As far as which qualities to look for in a mentor, look for someone who has been in your shoes. That doesn’t mean they need to have your same exact background or story, but they certainly need to have some experience (and ideally some success stories) in the area you are looking to improve. Beyond that, your mentor should inspire you. You should admire who they are and you should want to learn from them so that you too can achieve such success. We’re not talking about admiration the way you see a model and wish you had her abs or you see an Olympic athlete and you wish you could perform as well as them. Find a mentor who motivates you in a realistic way. Maybe you’ve always wanted to write a book, and there is a creative writing professor who can help you hone your skills and find your voice. Or if you want to get in shape, find a fitness expert or trainer who can get you moving and make it fun, so that you stick to your new routine.


Remember, a good mentor does not need to be perfect; they just need to complement you, push you, inspire you and make you feel like you have a support system and partner in your efforts. Sometimes a mentor isn’t an expert, but another individual going through the same struggles as you. You can learn from each other and help one another as you collectively find solutions that make you better at your job. That goes for any kind of job, whether you are trying to make the best chocolate chip cookies or you’re writing a memoir or you’re training for a marathon.
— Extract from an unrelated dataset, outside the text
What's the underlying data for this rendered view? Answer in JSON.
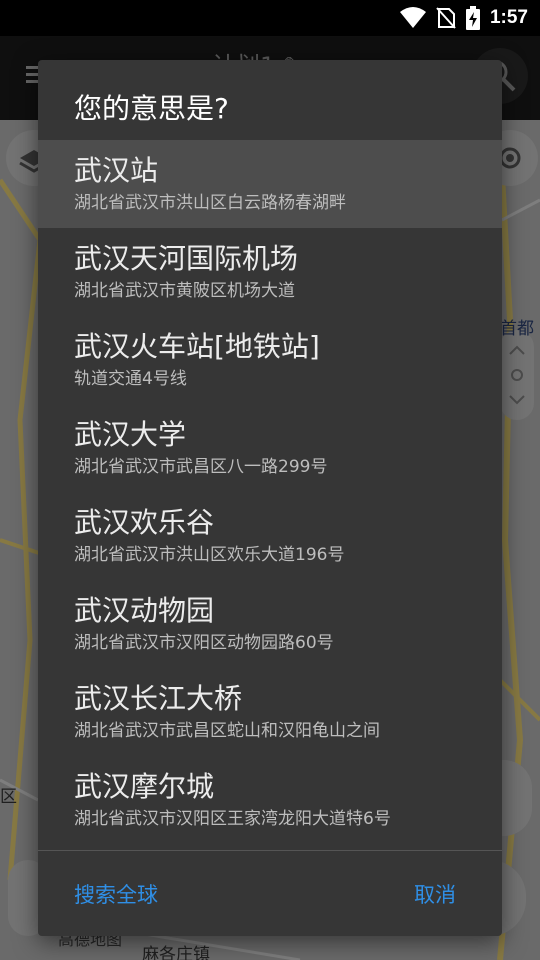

Make sure that the mentor you choose values learning, education and is willing to share what they know and invest their time into your growth. And a big part of making sure your mentor can actually teach you what they know is ensuring they are good at communicating their thoughts and opinions in a constructive way (and they’re willing to take the time to share those opinions). As The Washington Post says, according to Joyce E. A. Russell, the vice dean at the Robert H. Smith School of Business and the director of the Executive Coaching and Leadership Development Program, you want a mentor who will “be honest with you, sharing their thoughts about your strengths and ways you can improve.”


Lastly, you should feel comfortable with any mentor you choose. If you can’t ask them the hard questions, and you can’t be honest when they ask you about tough topics, then you will never maximize your relationship. Above all, give the mentorship process a chance and stick with it. According to Jason Dorsey, bestselling author of Y-Size Your Business, “good coaches will challenge you. That’s their job! You’re probably not going to grow until you get uncomfortable.”